#### SUPPLIED MATERIAL:
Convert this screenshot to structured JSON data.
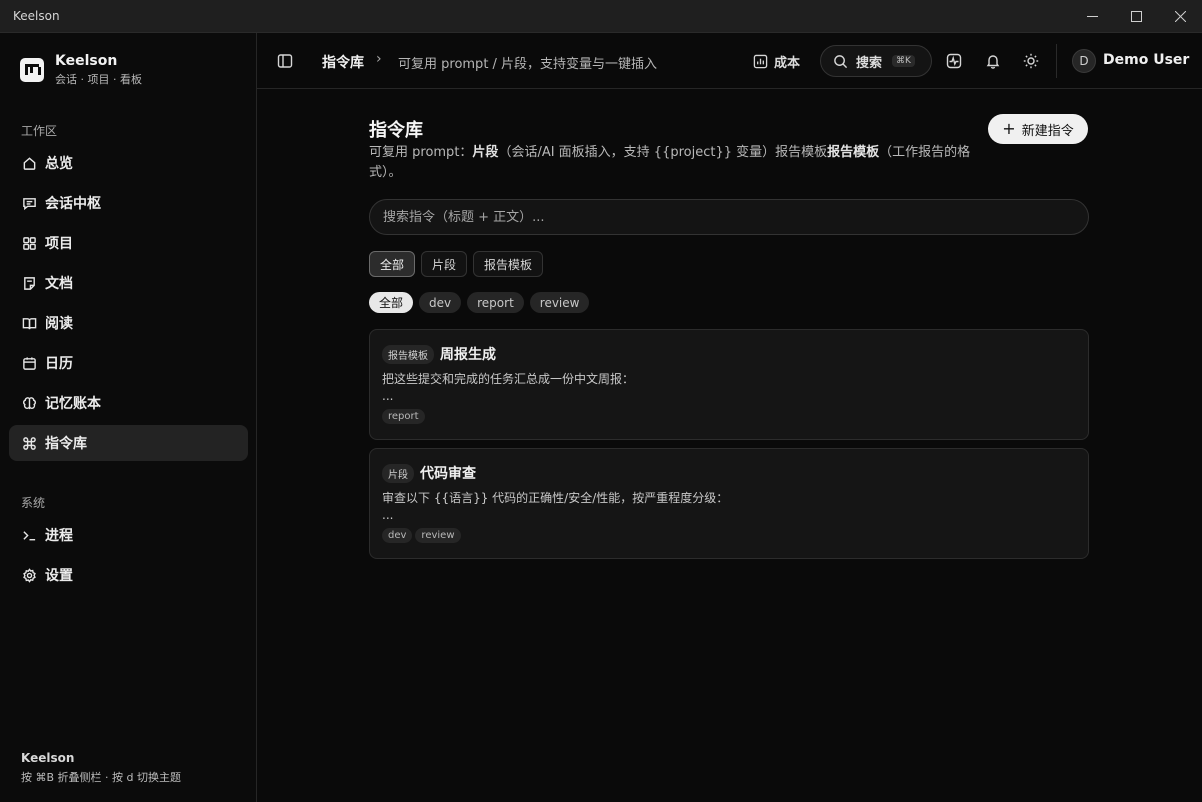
{
  "window": {
    "title": "Keelson",
    "minimize": "—",
    "maximize": "☐",
    "close": "✕"
  },
  "sidebar": {
    "brand_name": "Keelson",
    "brand_sub": "会话 · 项目 · 看板",
    "workspace_label": "工作区",
    "items": [
      {
        "label": "总览",
        "icon": "home-icon"
      },
      {
        "label": "会话中枢",
        "icon": "chat-icon"
      },
      {
        "label": "项目",
        "icon": "grid-icon"
      },
      {
        "label": "文档",
        "icon": "document-icon"
      },
      {
        "label": "阅读",
        "icon": "book-icon"
      },
      {
        "label": "日历",
        "icon": "calendar-icon"
      },
      {
        "label": "记忆账本",
        "icon": "brain-icon"
      },
      {
        "label": "指令库",
        "icon": "command-icon",
        "active": true
      }
    ],
    "system_label": "系统",
    "system_items": [
      {
        "label": "进程",
        "icon": "terminal-icon"
      },
      {
        "label": "设置",
        "icon": "gear-icon"
      }
    ],
    "footer_title": "Keelson",
    "footer_hint": "按 ⌘B 折叠侧栏 · 按 d 切换主题"
  },
  "header": {
    "breadcrumb_main": "指令库",
    "breadcrumb_sep": "›",
    "breadcrumb_desc": "可复用 prompt / 片段，支持变量与一键插入",
    "cost_label": "成本",
    "search_label": "搜索",
    "search_kbd": "⌘K",
    "avatar_initial": "D",
    "user_name": "Demo User"
  },
  "main": {
    "title": "指令库",
    "desc_prefix": "可复用 prompt：",
    "desc_snippet_bold": "片段",
    "desc_middle": "（会话/AI 面板插入，支持 {{project}} 变量）报告模板",
    "desc_template_bold": "报告模板",
    "desc_suffix": "（工作报告的格式）。",
    "new_button": "新建指令",
    "search_placeholder": "搜索指令（标题 + 正文）...",
    "filters": [
      {
        "label": "全部",
        "active": true
      },
      {
        "label": "片段"
      },
      {
        "label": "报告模板"
      }
    ],
    "tags": [
      {
        "label": "全部",
        "active": true
      },
      {
        "label": "dev"
      },
      {
        "label": "report"
      },
      {
        "label": "review"
      }
    ],
    "cards": [
      {
        "badge": "报告模板",
        "title": "周报生成",
        "body": "把这些提交和完成的任务汇总成一份中文周报：\n...",
        "tags": [
          "report"
        ]
      },
      {
        "badge": "片段",
        "title": "代码审查",
        "body": "审查以下 {{语言}} 代码的正确性/安全/性能，按严重程度分级：\n...",
        "tags": [
          "dev",
          "review"
        ]
      }
    ]
  }
}
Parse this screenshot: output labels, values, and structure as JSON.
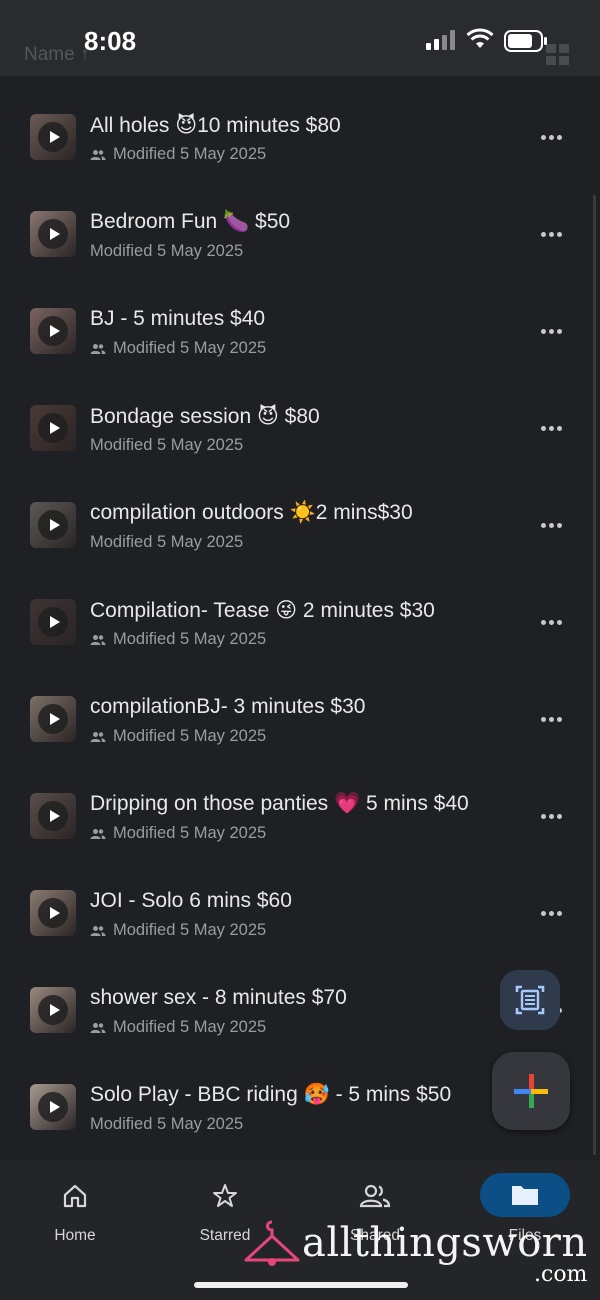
{
  "status_bar": {
    "time": "8:08"
  },
  "list_header": {
    "sort_label": "Name ↑"
  },
  "files": [
    {
      "title": "All holes 😈10 minutes $80",
      "modified": "Modified 5 May 2025",
      "shared": true
    },
    {
      "title": "Bedroom Fun 🍆 $50",
      "modified": "Modified 5 May 2025",
      "shared": false
    },
    {
      "title": "BJ - 5 minutes $40",
      "modified": "Modified 5 May 2025",
      "shared": true
    },
    {
      "title": "Bondage session 😈 $80",
      "modified": "Modified 5 May 2025",
      "shared": false
    },
    {
      "title": "compilation outdoors ☀️2 mins$30",
      "modified": "Modified 5 May 2025",
      "shared": false
    },
    {
      "title": "Compilation- Tease 😜 2  minutes $30",
      "modified": "Modified 5 May 2025",
      "shared": true
    },
    {
      "title": "compilationBJ- 3 minutes $30",
      "modified": "Modified 5 May 2025",
      "shared": true
    },
    {
      "title": "Dripping on those panties 💗 5 mins $40",
      "modified": "Modified 5 May 2025",
      "shared": true
    },
    {
      "title": "JOI - Solo 6 mins $60",
      "modified": "Modified 5 May 2025",
      "shared": true
    },
    {
      "title": "shower sex - 8 minutes $70",
      "modified": "Modified 5 May 2025",
      "shared": true
    },
    {
      "title": "Solo Play - BBC riding 🥵 - 5 mins $50",
      "modified": "Modified 5 May 2025",
      "shared": false
    }
  ],
  "bottom_nav": [
    {
      "label": "Home",
      "icon": "home-icon",
      "active": false
    },
    {
      "label": "Starred",
      "icon": "star-icon",
      "active": false
    },
    {
      "label": "Shared",
      "icon": "people-icon",
      "active": false
    },
    {
      "label": "Files",
      "icon": "folder-icon",
      "active": true
    }
  ],
  "watermark": {
    "text": "allthingsworn",
    "suffix": ".com"
  },
  "colors": {
    "background": "#1f2023",
    "accent_pill": "#0b4f86",
    "text_secondary": "#9b9ca0"
  }
}
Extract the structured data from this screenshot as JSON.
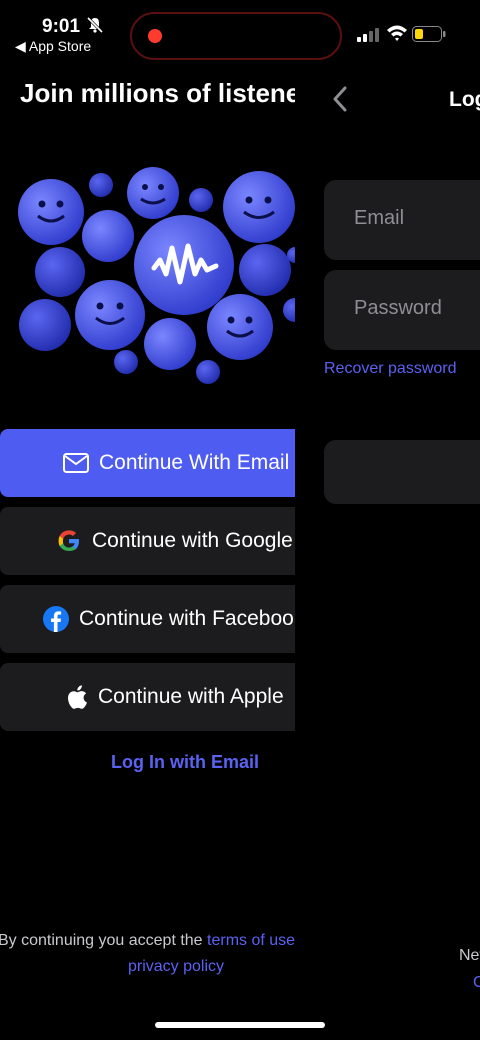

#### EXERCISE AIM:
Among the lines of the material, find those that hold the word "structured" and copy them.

#### RESPONSE TO THE TASK:
Convert this screenshot to structured JSON data.
Extract the structured data from this screenshot as JSON.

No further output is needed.